Today’s workforce is diverse on many different levels and smart organizations are making the effort to leverage that diversity. But hiring the right mix of people and creating an environment where everyone’s strengths and contributions are encouraged, supported and leveraged cannot be achieved overnight – it’s a journey.

The competency based approach is a promising emerging practice in diversity and inclusion. We’ve already written about what competencies are and why we believe they are a crucial part of organizations’ journeys towards inclusion. You can read more about that here, and here.

But what about practical examples? Some people tell us they love TRIEC’s competency framework, the Inclusive Workplace Competencies, but often struggle to think of ways to apply them to the D&I work they’re already doing. Yet many others – organizations from 11 countries on 5 continents in fact –  have downloaded the model to make change in their workplaces. Here are some ways you can do this, too.

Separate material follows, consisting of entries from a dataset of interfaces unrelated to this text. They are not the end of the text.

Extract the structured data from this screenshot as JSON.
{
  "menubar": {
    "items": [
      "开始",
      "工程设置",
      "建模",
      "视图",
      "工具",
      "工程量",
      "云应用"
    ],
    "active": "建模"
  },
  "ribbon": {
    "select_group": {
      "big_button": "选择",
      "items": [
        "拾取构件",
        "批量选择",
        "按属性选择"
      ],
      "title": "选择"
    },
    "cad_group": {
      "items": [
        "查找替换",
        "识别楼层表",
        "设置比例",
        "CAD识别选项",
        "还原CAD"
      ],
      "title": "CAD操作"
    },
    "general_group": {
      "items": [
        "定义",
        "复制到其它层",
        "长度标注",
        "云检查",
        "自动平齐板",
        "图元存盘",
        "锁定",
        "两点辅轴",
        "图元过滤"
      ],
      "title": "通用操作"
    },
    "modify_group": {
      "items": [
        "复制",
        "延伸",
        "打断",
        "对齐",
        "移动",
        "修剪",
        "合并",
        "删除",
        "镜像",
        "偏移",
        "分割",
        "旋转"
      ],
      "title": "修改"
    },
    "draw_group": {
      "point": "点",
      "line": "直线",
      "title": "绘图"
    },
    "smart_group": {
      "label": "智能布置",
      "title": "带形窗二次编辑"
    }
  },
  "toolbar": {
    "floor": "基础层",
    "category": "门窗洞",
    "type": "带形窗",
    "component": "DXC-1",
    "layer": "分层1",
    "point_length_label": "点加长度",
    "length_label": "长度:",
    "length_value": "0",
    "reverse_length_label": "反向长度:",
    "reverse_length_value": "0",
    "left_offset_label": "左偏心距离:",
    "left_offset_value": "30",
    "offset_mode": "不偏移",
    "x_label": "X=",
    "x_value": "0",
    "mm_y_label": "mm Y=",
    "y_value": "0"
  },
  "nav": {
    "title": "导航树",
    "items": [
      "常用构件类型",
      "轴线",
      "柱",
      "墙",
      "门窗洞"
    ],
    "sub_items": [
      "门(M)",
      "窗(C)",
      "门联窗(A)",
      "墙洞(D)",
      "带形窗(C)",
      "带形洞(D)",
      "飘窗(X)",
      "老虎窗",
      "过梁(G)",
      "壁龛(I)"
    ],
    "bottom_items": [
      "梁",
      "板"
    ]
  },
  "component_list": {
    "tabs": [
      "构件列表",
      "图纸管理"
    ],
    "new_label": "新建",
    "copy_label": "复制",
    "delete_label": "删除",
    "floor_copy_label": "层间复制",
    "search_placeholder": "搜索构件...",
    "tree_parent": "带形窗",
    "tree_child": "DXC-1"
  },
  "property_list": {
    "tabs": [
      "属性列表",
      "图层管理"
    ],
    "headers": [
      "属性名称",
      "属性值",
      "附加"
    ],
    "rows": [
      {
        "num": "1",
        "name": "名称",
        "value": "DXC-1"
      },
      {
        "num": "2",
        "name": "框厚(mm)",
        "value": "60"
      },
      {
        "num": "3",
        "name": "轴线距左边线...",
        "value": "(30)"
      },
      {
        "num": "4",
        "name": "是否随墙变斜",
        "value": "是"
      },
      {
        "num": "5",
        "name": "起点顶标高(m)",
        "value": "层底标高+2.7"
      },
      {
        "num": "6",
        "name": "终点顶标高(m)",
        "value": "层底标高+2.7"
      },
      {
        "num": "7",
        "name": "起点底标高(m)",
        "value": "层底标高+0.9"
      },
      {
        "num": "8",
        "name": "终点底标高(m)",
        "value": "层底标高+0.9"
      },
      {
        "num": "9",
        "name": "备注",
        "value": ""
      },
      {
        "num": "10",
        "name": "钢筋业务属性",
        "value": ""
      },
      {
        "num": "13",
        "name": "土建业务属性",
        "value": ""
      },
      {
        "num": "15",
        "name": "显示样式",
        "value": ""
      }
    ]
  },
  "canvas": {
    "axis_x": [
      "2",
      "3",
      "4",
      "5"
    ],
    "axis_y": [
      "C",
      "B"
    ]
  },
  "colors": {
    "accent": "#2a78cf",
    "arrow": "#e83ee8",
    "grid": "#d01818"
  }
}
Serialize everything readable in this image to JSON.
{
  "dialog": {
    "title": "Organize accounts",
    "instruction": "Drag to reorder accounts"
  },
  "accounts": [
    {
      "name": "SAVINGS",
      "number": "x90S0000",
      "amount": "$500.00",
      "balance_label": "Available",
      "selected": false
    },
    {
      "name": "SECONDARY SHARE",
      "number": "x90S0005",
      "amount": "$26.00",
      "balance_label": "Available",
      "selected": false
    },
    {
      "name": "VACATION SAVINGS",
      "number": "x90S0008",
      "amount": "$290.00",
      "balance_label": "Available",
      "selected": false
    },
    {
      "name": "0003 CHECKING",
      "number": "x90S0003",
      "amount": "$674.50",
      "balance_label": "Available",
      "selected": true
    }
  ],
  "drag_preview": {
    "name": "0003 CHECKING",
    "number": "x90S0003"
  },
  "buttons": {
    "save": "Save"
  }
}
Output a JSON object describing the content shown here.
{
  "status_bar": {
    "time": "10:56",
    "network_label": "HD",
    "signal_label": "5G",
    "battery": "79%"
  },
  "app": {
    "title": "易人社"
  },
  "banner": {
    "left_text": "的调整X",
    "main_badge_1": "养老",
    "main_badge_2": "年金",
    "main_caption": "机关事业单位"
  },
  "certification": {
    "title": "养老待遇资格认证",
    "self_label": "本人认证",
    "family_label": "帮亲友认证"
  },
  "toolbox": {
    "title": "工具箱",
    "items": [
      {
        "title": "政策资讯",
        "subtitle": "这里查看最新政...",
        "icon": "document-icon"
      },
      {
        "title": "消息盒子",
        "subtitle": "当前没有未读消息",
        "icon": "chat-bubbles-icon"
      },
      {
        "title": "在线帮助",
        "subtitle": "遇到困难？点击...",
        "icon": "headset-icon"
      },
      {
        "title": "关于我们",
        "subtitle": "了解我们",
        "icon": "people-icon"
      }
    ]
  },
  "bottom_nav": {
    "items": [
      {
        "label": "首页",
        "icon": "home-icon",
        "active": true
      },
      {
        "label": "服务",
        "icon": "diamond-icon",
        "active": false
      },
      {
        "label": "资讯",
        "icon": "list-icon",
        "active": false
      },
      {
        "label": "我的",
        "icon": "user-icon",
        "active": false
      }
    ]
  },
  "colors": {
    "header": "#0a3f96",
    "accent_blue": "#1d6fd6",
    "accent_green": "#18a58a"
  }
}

  1. Bring your organization’s values to life

Many organizations have words like “respect” or “inclusion” among their organizational values. Competencies that include specific behaviors can be a great way to describe what your organization means by those words and what they look like in practice. Bottom line: if you want your employees to be inclusive give specific examples of what you mean by that. Or better still, discuss it together to decide what being inclusive means in your particular context.

  1. Design impactful learning programs

Designing effective training for your staff starts with understanding what it is you want people to be able to do and comparing this to their current performance.  The Inclusive Workplace Competencies have three different categories – Within Myself, Within My Team, and Within My Organization – which is extremely helpful in thinking about various types of behaviours that you want to see in your organization.  For example, when designing a diversity and inclusion curriculum for leaders, you would consider behaviours related to their own individual development, how they lead their team, and the responsibility they have for shaping diversity and inclusion within the organization as a whole.

If you already have a curriculum in place, you can use a competencies framework to identify the gaps. Many organizations focus on developing skills related to working with a team but miss critical elements related to self-reflection (Within Myself) or organizational influence (Within My Organization)

You can also use a competencies framework to:

  • Identify individual or organizational learning needs
  • Develop learning objectives for programs,
  • Develop knowledge content for learning programs
  • Provide clear goals for learners
  • Evaluate your learning programs

Read more about using competencies to review your learning resources.

  1. Manage your employees’ performance

What gets measured gets managed! You can use the Inclusive Workplace Competencies to introduce accountability for inclusive behaviors into your performance evaluation process.

If you already have a competency framework in your organization you can use TRIEC’s model to make sure it covers inclusion. You can use it to review your existing competencies and add behaviours related to inclusion. For example, you could add elements of TRIEC’s popular “Adjust and adapt communication styles to be effective in a diverse workplace” competency to your current communication competency. You could also add competencies from TRIEC’s framework to your framework.

If you don’t have a competency framework you can leverage the model to create a list of sample goals for non-management, people managers, and leaders. Many organizations start their inclusion initiatives by working with leaders and progress to include other groups of employees.

  1. Recruit the right candidate for the role

What do you expect candidates to be able to do in relation to diversity and inclusion in their prospective roles? Will they be leading teams? Shaping organizational practices? You will have different expectations depending on whether the role is for an HR executive, team lead or individual contributor.

The competencies can help you hire the right person for the role because you can use them to identify what you need the candidate to do in relation to diversity and inclusion. You can then develop interview questions to help you assess whether they demonstrate these skills .

  1. Develop strong organizational policies

You can also use the framework to develop organizational policy around diversity and inclusion. For example, you can leverage and customize the guiding principles behind the model (available for download on the competencies web page), or look at the definitions we use in each competency to describe your own approach and intentions.

These are just a few examples of how you can use the Inclusive Workplace Competencies. To learn more, visit their page on our website.

 Anna Kostecka is TRIEC’s Senior Manager of Learning and Inclusive Workplaces